■ EXERCISE DESCRIPTION ■
In the records that follow, find each line with the word "warning" and copy it.

■ SUPPLIED MATERIAL ■
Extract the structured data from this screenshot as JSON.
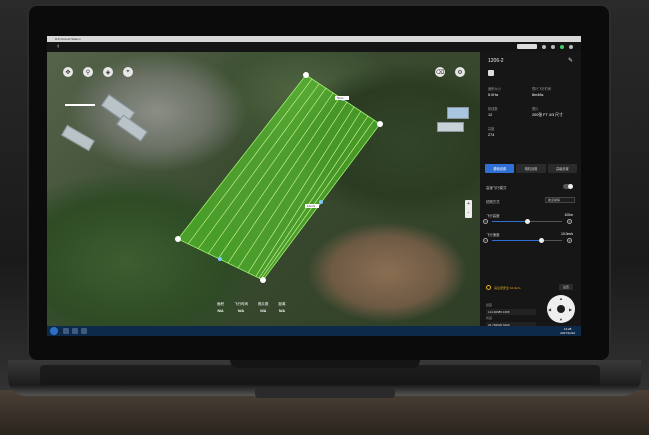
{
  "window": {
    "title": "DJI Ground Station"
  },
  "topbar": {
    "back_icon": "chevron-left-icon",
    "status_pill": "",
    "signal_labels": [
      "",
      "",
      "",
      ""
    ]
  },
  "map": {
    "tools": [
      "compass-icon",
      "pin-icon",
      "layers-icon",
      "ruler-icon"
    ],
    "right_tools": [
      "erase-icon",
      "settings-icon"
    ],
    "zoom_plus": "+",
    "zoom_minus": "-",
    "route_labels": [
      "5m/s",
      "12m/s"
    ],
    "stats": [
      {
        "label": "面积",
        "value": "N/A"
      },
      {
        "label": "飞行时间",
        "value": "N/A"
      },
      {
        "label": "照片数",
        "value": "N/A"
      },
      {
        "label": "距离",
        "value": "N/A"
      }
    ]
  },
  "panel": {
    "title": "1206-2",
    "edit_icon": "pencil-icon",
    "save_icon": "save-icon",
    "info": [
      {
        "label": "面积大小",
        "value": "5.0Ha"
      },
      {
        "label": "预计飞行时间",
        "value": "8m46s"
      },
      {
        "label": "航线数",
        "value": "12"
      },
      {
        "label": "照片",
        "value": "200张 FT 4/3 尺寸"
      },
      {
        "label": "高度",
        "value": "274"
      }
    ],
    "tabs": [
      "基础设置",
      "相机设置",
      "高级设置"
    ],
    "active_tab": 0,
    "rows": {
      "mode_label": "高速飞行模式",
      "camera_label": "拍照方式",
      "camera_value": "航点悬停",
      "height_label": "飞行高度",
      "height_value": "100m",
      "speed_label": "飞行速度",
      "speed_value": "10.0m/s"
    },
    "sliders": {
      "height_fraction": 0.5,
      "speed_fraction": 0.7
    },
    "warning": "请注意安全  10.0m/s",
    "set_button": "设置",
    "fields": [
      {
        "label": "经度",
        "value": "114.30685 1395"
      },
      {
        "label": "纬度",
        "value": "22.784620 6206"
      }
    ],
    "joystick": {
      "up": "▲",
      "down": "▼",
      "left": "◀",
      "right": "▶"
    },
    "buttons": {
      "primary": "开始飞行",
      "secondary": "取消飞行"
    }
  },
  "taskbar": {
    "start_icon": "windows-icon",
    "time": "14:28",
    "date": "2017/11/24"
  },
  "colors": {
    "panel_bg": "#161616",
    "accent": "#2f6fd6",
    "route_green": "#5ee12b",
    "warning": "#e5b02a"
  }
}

■ ANSWER TO THE EXERCISE ■
    "warning": "请注意安全  10.0m/s",
    "warning": "#e5b02a"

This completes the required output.